More Law Student Involvement in Programming For SRLs: The Family Court Support Worker ProgramNSRLP
As we reported in our last e-blast (“Pro Bono Students Canada Begins Family Law Coaching Project at Windsor Law”) Pro Bono Students Canada (PBSC) is ramping up its involvement in programming that focuses on assisting and supporting self-represented litigants in family court.
In another PBSC initiative, law students are working as volunteers alongside Family Court Support Workers from the Barbara Schlifer Clinic in Toronto. The Family Court Support program is available to those who have experienced domestic violence and abuse and are heading into the family court system – very often without legal representation because they cannot afford to pay for counsel, yet do not qualify for Legal Aid. The Family Court Support program is funded by the Ontario Ministry of the Attorney General and is available at 49 locations across the province. The Barbara Schlifer Clinic provides these essential services in the Toronto courts.
We asked one law student volunteer, Alissa Saieva from the University of Toronto, to tell us what she learned from her work in the program with clinic staff. Alissa said: “In this program I learned that everyone is fighting a battle that at first we may know nothing about. Women from many different backgrounds and in all kinds of situations experience domestic violence. The Family Court Support Program provides a safe space for these women to share and seek help with those battles. I saw that these clients viewed the Family Court Support Program Workers as their liaison between the complicated legal system and their difficult situations. Aside from being an informational resource, many clients confided in the clinic staff and conversations often had a therapeutic dimension to them. It made a big difference to these clients and brought them some measure of peace to know there was someone there to help them.”
Executive Director of the Barbra Schlifer Clinic, Amanda Dale said: “Research conducted by Luke’s Place in Oshawa showed the outcomes for women who experience violence, the majority of whom are unrepresented, leaves them exposed to legal bullying and in many cases, the research shows that undergoing a legal proceeding increases the risk of death or serious harm for women leaving abusive relationships. This is particularly so when there is a child custody matter.
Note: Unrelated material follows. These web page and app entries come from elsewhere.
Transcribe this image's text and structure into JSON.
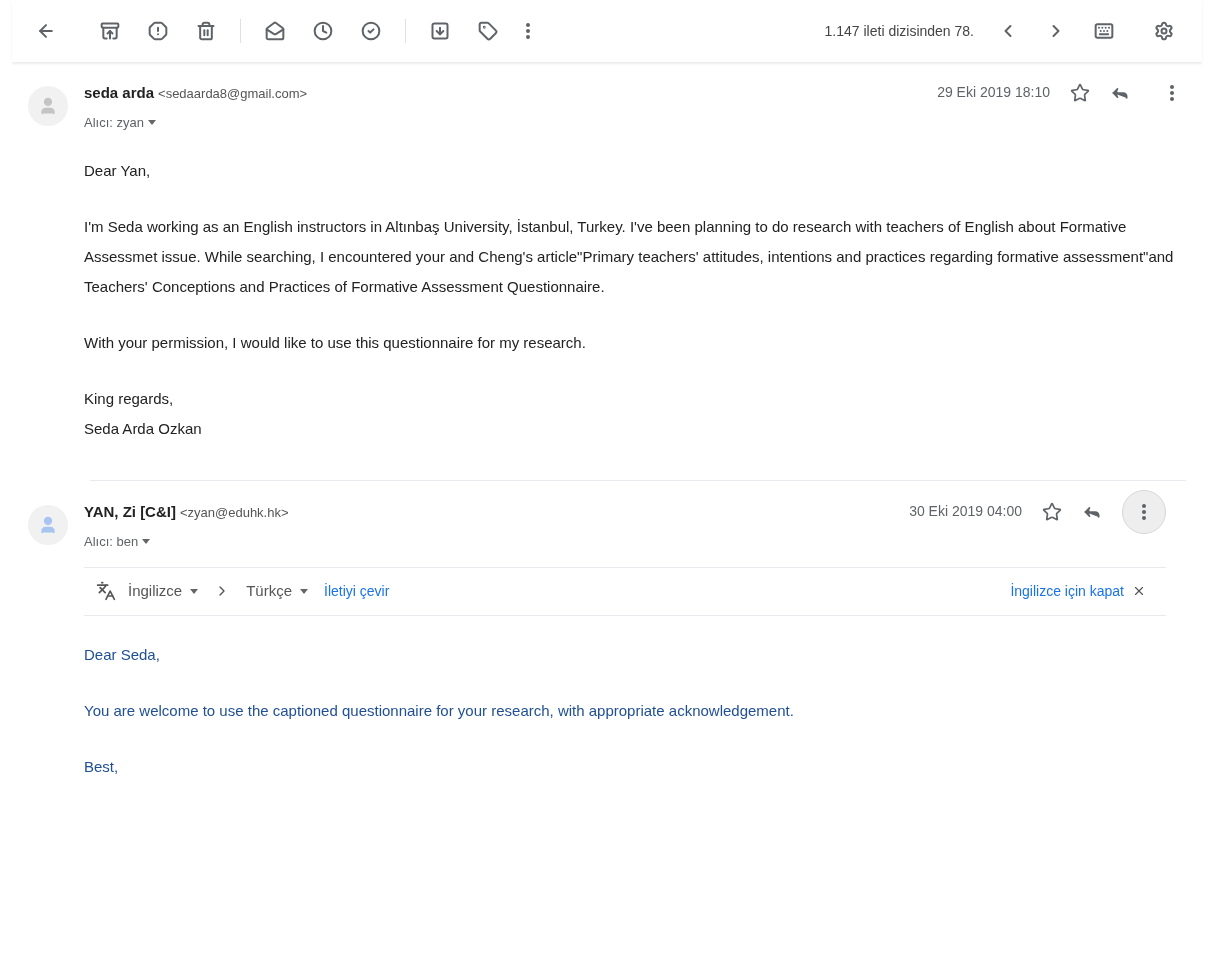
{
  "toolbar": {
    "page_info": "1.147 ileti dizisinden 78."
  },
  "messages": [
    {
      "sender_name": "seda arda",
      "sender_email": "<sedaarda8@gmail.com>",
      "recipient": "Alıcı: zyan",
      "date": "29 Eki 2019 18:10",
      "color": "#c4c4c4",
      "more_highlighted": false,
      "translated": false,
      "paragraphs": [
        "Dear Yan,",
        "I'm Seda working as an English instructors in Altınbaş University, İstanbul, Turkey. I've been planning to do research with teachers of English about Formative Assessmet issue. While searching, I encountered your and Cheng's article\"Primary teachers' attitudes, intentions and practices regarding formative assessment\"and Teachers' Conceptions and Practices of Formative Assessment Questionnaire.",
        "With your permission, I would like to use this questionnaire for my research.",
        "King regards,\nSeda Arda Ozkan"
      ]
    },
    {
      "sender_name": "YAN, Zi [C&I]",
      "sender_email": "<zyan@eduhk.hk>",
      "recipient": "Alıcı: ben",
      "date": "30 Eki 2019 04:00",
      "color": "#a8c4f0",
      "more_highlighted": true,
      "translated": true,
      "translation": {
        "from": "İngilizce",
        "to": "Türkçe",
        "translate_link": "İletiyi çevir",
        "close_link": "İngilizce için kapat"
      },
      "paragraphs": [
        "Dear Seda,",
        "You are welcome to use the captioned questionnaire for your research, with appropriate acknowledgement.",
        "Best,"
      ]
    }
  ]
}
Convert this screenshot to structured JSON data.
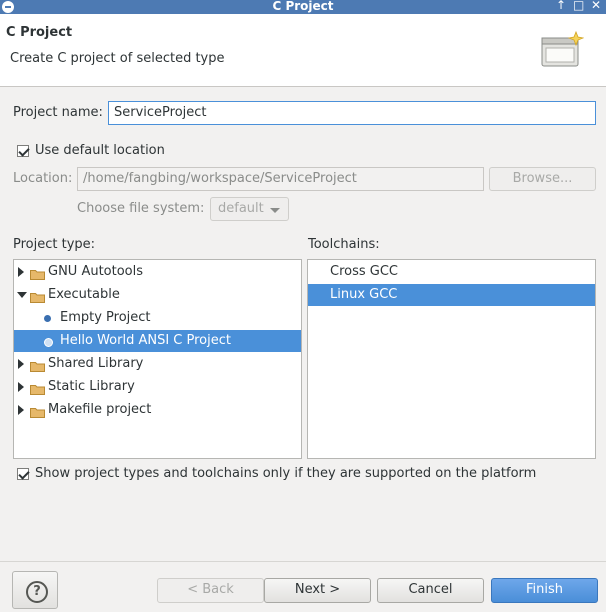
{
  "window": {
    "title": "C Project"
  },
  "header": {
    "title": "C Project",
    "subtitle": "Create C project of selected type"
  },
  "form": {
    "project_name_label": "Project name:",
    "project_name_value": "ServiceProject",
    "use_default_location_label": "Use default location",
    "use_default_location_checked": true,
    "location_label": "Location:",
    "location_value": "/home/fangbing/workspace/ServiceProject",
    "browse_label": "Browse...",
    "file_system_label": "Choose file system:",
    "file_system_value": "default"
  },
  "project_types": {
    "label": "Project type:",
    "items": [
      {
        "label": "GNU Autotools",
        "kind": "folder",
        "expanded": false,
        "level": 0
      },
      {
        "label": "Executable",
        "kind": "folder",
        "expanded": true,
        "level": 0
      },
      {
        "label": "Empty Project",
        "kind": "leaf",
        "level": 1
      },
      {
        "label": "Hello World ANSI C Project",
        "kind": "leaf",
        "level": 1,
        "selected": true
      },
      {
        "label": "Shared Library",
        "kind": "folder",
        "expanded": false,
        "level": 0
      },
      {
        "label": "Static Library",
        "kind": "folder",
        "expanded": false,
        "level": 0
      },
      {
        "label": "Makefile project",
        "kind": "folder",
        "expanded": false,
        "level": 0
      }
    ]
  },
  "toolchains": {
    "label": "Toolchains:",
    "items": [
      {
        "label": "Cross GCC",
        "selected": false
      },
      {
        "label": "Linux GCC",
        "selected": true
      }
    ]
  },
  "filter": {
    "label": "Show project types and toolchains only if they are supported on the platform",
    "checked": true
  },
  "footer": {
    "help": "?",
    "back": "< Back",
    "next": "Next >",
    "cancel": "Cancel",
    "finish": "Finish"
  },
  "colors": {
    "titlebar": "#4d7ab3",
    "selection": "#4a90d9",
    "folder": "#e6b86a"
  },
  "icons": {
    "menu": "menu-icon",
    "maximize": "maximize-icon",
    "restore": "restore-icon",
    "close": "close-icon",
    "help": "help-icon"
  }
}
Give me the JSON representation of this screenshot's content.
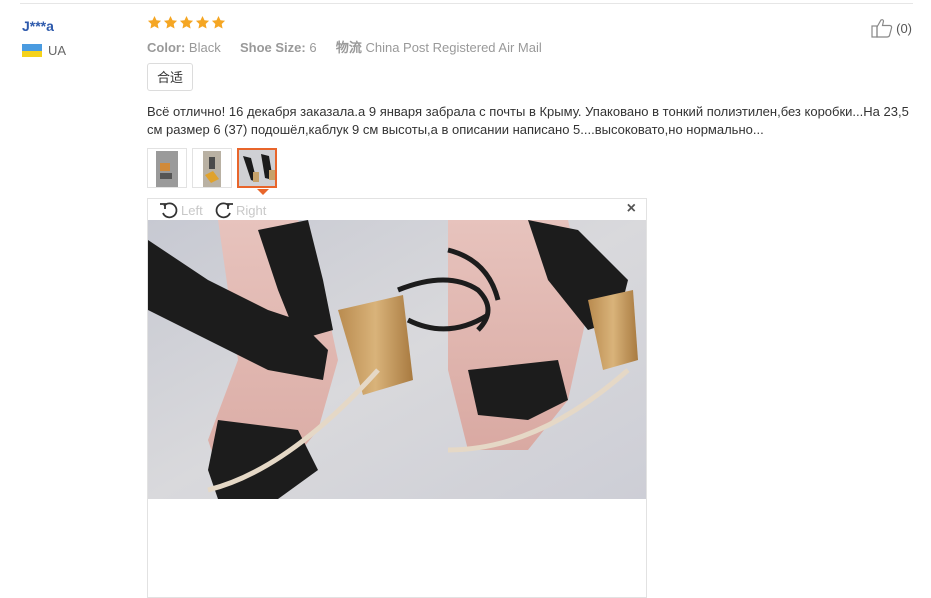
{
  "reviewer": {
    "name": "J***a",
    "country": "UA"
  },
  "rating": {
    "stars": 5,
    "color": "#f5a623"
  },
  "helpful": {
    "count": "(0)"
  },
  "attributes": [
    {
      "key": "Color:",
      "value": "Black"
    },
    {
      "key": "Shoe Size:",
      "value": "6"
    },
    {
      "key": "物流",
      "value": "China Post Registered Air Mail"
    }
  ],
  "tag": "合适",
  "review_text": "Всё отлично! 16 декабря заказала.а 9 января забрала с почты в Крыму. Упаковано в тонкий полиэтилен,без коробки...На 23,5 см размер 6 (37) подошёл,каблук 9 см высоты,а в описании написано 5....высоковато,но нормально...",
  "thumbnails": [
    {
      "icon": "photo-thumbnail-1",
      "active": false
    },
    {
      "icon": "photo-thumbnail-2",
      "active": false
    },
    {
      "icon": "photo-thumbnail-3",
      "active": true
    }
  ],
  "viewer": {
    "rotate_left": "Left",
    "rotate_right": "Right",
    "close_icon": "close-icon",
    "image_subject": "sandals-photo"
  },
  "colors": {
    "accent": "#e8652b",
    "link": "#2e5aac"
  }
}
Our program sees about 500 women a year, and without PBSC, we quite literally could not handle the numbers”, she concluded.
As public concern intensifies about the pressures and the disadvantageous circumstances that face women who are experiencing violence and going to court unrepresented, Julie and Professor Nancy Ver Steegh will present a webinar for more than 200 US family judges and court staff on “The Self-Represented Litigant Phenomenon: Implications for Justice Seekers and Justice Providers in Domestic Violence Cases” on September 28.